You see - I had been touting all week that I was the only person of 30 on the bike & barge tour that had heritage from Flanders. I showed Tom pictures of Ghent MN, Kortemark Belgium, showed the FB page of Belgium American Days, told him about Ghent’s (MN) love for Rolle Bolle.
On our last day’s ride through the farms and fields of Flanders, Tom (unknown to me) made special arrangements to appease a guest. We visited Bernard’s and Edna’s cafe (Cafe De Hert) for a coffee break on a 30 mile ride.
I ordered an out-out-region beer, Edna corrected me and insisted I try a local brew. I surrendered and had two of whatever she suggested! In-between the 1st and 2nd, Tom and Bernard coaxed me to the back courtyard. To my grateful surprise we walked into a small separate building and onto a small covered Rolle Bolle court.
Through translation, Bernard asked “thick or thin”? referring to the width of the bolle. He presented what he had and I signified with two fingers another two inches to the width of his bolle. He uttered something and Tom translated… “big court player”.

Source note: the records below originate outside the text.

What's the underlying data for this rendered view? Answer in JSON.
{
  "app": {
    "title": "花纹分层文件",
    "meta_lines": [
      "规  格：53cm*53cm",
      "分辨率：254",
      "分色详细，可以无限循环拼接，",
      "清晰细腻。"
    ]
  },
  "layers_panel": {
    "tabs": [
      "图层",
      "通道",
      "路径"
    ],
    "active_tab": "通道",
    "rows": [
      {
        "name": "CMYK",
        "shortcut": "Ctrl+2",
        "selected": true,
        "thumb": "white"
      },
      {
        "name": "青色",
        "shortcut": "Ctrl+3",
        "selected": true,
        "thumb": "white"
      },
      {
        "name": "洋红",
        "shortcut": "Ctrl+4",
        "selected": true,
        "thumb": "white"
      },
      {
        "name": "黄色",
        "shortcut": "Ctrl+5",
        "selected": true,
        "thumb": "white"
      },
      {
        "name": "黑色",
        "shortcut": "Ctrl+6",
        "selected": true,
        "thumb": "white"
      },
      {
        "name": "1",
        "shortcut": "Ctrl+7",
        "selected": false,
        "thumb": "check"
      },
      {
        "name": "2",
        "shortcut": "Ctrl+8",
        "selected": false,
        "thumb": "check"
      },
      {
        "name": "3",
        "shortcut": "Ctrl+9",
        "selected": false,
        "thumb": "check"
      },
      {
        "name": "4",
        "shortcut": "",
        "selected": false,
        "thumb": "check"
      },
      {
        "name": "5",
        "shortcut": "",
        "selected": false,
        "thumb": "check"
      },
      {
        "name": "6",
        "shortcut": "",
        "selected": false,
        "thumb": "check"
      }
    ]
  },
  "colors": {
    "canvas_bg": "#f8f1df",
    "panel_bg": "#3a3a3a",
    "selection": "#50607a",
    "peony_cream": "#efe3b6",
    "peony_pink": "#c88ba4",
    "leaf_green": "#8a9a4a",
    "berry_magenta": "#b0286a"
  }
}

I rather reverently, given my history, the place and the circumstance, entered the court. Bernard bent, rolled and we all watched as the bolle curled toward the peg and came to rest two feet from target. Shyly, I took a more pronounce angle, bent, and then rolled, ever so much more gently with a wider curl and the bolle circled round then back, hitting the peg, falling 2 inches from the peg.
I looked at Tom, his mouth a little drawn, and said “lucky turn I guess”. Bernard said (eventually translated by Tom) “How long did he say it’s been since he threw a bolle?”
We threw some more. The rest of the folks from New England and Florida gathered and I gave up my “”moment””. They all took turns, rolling the bolle, lauding and languishing their throws. All enjoyed their new experience, their new cultural exposure, their new source of fun.
For me… The sounds, the laughter and jestures, the experience, was a fond reconnect to Ghent, to family, to tradition, to heritage and a connection to new friends.
LIFE doesn't get much better ! Blessed.
PS. Thank You Edna and Bernard
A quiet farming road. The smell on earth and manure. The 40 bikes single file and the call being passed down is “stopping”. We all park our bikes dutifully.
it’s a strawberry stop. These strawberries were fresh from a vending machine for 3.50 euros. They were fantastic. While we were there several cars pulled in to get their fresh strawberries.
what a treat! I’m the middle of our 30 miles to have fresh strawberries from a vending machine!